On Sunday, Suns point guard Eric Bledsoe sent out a message on Twitter that seemed to insinuate that he no longer wanted to be a part of the organization in Phoenix.

That tweet set the NBA sphere on fire during a relatively sleepy afternoon. Ramifications of players being open with their requests to move teams has not always played out well for the organizations. Think about the decreased leverage for the Knicks and Pacers when it came to Paul George and Carmelo Anthony.

Via Twitter:

It would be a major bummer for fans in Arizona if Bledsoe does indeed want out of Phoenix. The team has played all of three games, and after years of trade speculation around Bledsoe so it would be a huge blow to give him up to suitors for pennies on the dollar.

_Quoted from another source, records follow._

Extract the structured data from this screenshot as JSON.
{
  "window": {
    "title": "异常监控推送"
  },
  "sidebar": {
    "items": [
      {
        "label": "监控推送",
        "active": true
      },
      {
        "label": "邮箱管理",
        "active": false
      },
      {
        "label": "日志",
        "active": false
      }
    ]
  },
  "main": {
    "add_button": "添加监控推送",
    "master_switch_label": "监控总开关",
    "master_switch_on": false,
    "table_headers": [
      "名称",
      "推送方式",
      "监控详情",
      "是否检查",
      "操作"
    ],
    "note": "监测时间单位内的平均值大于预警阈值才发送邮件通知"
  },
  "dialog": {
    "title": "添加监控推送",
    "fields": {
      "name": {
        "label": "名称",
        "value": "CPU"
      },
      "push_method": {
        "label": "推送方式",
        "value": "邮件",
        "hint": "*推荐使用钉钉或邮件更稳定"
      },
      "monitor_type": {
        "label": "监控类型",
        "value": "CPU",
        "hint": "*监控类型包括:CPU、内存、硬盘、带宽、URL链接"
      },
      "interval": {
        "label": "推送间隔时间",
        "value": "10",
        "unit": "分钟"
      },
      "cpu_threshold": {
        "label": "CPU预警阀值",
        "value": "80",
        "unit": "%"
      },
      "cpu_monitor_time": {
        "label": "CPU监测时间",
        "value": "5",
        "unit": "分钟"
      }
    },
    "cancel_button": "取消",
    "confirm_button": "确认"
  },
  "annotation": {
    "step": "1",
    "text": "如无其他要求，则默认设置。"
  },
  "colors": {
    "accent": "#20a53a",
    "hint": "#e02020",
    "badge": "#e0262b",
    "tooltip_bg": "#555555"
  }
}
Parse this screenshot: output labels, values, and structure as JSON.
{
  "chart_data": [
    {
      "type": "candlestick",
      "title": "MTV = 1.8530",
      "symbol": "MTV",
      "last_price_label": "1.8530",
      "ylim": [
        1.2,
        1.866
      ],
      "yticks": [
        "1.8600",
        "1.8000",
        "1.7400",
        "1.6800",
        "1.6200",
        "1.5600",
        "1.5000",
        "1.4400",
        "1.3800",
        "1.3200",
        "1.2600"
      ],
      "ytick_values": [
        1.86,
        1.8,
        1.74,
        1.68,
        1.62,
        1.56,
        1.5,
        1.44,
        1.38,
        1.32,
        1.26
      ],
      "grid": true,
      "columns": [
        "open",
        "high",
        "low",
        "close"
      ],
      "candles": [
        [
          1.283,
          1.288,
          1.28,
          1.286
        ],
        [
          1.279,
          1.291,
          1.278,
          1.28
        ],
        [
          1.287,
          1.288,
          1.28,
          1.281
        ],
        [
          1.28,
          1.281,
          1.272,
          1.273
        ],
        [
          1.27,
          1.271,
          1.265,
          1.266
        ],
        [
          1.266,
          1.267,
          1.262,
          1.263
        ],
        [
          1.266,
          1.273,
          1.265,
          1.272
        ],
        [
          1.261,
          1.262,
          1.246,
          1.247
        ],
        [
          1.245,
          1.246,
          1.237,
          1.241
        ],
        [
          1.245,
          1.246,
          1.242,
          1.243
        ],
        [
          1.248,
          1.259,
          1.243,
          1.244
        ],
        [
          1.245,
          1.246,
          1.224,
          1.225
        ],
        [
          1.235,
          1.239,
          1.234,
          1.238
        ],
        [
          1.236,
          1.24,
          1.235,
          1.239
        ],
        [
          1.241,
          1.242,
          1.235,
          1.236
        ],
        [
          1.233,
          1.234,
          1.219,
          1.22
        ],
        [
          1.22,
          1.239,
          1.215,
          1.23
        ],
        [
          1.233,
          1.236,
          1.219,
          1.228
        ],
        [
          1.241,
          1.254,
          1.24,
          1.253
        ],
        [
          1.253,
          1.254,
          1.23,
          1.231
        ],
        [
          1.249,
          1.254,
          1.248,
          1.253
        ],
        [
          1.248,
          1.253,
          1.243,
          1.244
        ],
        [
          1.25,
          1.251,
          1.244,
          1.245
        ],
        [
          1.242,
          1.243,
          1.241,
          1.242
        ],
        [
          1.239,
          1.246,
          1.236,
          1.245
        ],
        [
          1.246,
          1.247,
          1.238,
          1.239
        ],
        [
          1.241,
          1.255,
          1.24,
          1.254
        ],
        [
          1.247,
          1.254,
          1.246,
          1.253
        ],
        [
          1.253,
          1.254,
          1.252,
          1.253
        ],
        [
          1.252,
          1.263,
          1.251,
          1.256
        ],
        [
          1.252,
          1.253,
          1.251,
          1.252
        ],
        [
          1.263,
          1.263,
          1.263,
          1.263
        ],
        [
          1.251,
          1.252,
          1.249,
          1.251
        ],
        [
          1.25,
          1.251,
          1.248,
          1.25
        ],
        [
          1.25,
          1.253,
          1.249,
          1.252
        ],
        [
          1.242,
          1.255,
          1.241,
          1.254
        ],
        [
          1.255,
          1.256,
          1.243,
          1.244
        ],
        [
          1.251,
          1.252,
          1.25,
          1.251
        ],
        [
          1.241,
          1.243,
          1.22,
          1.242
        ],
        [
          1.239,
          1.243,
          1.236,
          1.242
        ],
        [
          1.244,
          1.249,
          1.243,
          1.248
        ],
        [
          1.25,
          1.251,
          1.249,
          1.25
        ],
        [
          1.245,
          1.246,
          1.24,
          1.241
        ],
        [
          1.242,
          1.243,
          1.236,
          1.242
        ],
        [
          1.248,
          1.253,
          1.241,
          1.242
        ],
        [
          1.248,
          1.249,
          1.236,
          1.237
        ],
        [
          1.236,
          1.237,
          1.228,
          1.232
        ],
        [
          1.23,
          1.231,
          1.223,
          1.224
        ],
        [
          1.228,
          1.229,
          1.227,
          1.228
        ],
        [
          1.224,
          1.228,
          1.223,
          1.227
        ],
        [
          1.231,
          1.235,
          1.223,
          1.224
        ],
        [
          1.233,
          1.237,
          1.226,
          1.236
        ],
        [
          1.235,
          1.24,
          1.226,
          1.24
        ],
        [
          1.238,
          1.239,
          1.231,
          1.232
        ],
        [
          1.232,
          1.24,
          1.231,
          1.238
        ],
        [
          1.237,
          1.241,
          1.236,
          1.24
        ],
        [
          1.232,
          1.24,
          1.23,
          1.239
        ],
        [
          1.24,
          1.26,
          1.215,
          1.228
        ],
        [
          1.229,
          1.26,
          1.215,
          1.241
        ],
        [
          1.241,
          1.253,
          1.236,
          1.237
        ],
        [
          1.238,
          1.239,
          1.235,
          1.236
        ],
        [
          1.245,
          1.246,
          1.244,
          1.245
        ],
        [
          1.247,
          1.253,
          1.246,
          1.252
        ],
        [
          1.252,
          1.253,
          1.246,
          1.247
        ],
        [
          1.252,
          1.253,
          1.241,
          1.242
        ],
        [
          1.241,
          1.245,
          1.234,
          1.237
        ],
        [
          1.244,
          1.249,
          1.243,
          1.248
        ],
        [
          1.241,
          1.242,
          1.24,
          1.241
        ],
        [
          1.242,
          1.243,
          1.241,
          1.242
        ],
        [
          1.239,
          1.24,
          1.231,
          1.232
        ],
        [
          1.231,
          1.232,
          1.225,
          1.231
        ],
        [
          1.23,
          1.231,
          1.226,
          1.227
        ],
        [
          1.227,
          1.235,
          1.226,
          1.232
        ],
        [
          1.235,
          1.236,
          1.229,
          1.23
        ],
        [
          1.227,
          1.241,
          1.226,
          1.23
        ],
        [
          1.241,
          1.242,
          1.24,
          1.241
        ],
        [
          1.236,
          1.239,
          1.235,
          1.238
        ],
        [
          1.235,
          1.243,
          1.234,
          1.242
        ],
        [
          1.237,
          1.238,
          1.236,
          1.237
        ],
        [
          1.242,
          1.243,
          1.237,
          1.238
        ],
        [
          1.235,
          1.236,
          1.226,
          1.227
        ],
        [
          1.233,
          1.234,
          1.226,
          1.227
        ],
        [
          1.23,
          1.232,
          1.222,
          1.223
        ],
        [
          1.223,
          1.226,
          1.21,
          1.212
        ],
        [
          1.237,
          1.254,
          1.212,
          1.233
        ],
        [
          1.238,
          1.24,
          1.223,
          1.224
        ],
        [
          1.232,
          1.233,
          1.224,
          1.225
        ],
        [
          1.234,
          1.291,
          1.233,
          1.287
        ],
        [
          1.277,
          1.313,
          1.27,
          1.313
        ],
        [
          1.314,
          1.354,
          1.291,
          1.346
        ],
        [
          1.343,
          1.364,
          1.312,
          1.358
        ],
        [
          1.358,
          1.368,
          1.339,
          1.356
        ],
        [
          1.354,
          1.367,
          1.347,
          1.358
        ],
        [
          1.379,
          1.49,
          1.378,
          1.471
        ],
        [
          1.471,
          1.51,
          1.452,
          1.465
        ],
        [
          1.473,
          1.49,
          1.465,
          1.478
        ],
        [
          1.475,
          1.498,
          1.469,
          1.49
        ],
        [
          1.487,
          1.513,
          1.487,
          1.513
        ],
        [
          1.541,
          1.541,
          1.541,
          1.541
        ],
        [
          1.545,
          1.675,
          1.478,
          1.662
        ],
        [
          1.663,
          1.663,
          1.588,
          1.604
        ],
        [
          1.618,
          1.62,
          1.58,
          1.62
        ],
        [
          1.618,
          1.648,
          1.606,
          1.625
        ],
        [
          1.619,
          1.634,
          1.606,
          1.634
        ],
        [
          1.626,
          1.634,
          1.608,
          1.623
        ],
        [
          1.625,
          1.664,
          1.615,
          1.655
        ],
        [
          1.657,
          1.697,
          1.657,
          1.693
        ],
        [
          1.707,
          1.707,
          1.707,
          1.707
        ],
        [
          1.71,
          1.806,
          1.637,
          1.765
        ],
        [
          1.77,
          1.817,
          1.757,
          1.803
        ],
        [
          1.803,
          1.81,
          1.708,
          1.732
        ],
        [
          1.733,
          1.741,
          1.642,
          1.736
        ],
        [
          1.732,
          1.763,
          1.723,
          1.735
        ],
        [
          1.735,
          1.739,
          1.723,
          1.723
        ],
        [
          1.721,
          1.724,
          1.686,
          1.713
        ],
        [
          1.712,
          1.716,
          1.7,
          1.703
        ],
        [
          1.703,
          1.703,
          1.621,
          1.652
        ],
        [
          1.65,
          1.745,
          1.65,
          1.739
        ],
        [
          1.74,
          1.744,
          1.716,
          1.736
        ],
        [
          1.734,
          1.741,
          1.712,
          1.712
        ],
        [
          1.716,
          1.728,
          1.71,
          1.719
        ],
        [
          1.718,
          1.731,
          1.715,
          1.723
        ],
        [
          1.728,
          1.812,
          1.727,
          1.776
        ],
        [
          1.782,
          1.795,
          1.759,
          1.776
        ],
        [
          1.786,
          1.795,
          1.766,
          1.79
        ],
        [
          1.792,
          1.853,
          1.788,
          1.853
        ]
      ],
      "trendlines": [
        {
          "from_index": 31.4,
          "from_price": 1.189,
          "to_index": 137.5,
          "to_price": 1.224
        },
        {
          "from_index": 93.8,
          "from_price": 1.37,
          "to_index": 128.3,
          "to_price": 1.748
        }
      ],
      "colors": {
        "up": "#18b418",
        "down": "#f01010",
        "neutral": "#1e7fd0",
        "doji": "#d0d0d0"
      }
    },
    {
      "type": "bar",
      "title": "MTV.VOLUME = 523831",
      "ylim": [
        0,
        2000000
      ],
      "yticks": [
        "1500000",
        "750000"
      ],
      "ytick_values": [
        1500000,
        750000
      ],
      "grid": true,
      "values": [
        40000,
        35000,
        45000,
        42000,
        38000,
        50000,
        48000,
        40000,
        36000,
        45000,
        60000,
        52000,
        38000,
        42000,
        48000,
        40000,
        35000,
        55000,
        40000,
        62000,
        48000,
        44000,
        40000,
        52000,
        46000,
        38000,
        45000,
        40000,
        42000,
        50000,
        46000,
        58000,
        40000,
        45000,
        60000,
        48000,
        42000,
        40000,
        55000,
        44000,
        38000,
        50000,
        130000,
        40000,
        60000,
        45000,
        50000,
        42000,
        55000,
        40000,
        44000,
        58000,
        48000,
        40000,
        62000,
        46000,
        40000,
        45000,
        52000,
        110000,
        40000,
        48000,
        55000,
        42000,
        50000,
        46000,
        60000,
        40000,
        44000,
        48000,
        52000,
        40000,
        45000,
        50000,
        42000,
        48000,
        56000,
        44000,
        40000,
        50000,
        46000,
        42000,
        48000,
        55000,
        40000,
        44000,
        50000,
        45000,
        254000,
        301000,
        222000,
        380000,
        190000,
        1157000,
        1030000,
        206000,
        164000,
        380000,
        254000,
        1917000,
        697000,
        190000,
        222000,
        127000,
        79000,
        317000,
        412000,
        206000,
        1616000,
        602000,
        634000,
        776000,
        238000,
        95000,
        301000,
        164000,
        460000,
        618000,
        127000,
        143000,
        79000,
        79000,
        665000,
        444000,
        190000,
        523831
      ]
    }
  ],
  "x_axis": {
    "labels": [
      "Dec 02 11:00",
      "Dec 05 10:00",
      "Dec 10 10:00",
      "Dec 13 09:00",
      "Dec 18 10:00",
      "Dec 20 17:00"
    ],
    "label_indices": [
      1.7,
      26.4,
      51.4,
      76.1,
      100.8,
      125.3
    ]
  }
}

As of publication on Sunday afternoon we have yet to confirm that this is the intent of Bledsoe’s tweet, but no doubt we will hear more about it as the day goes on.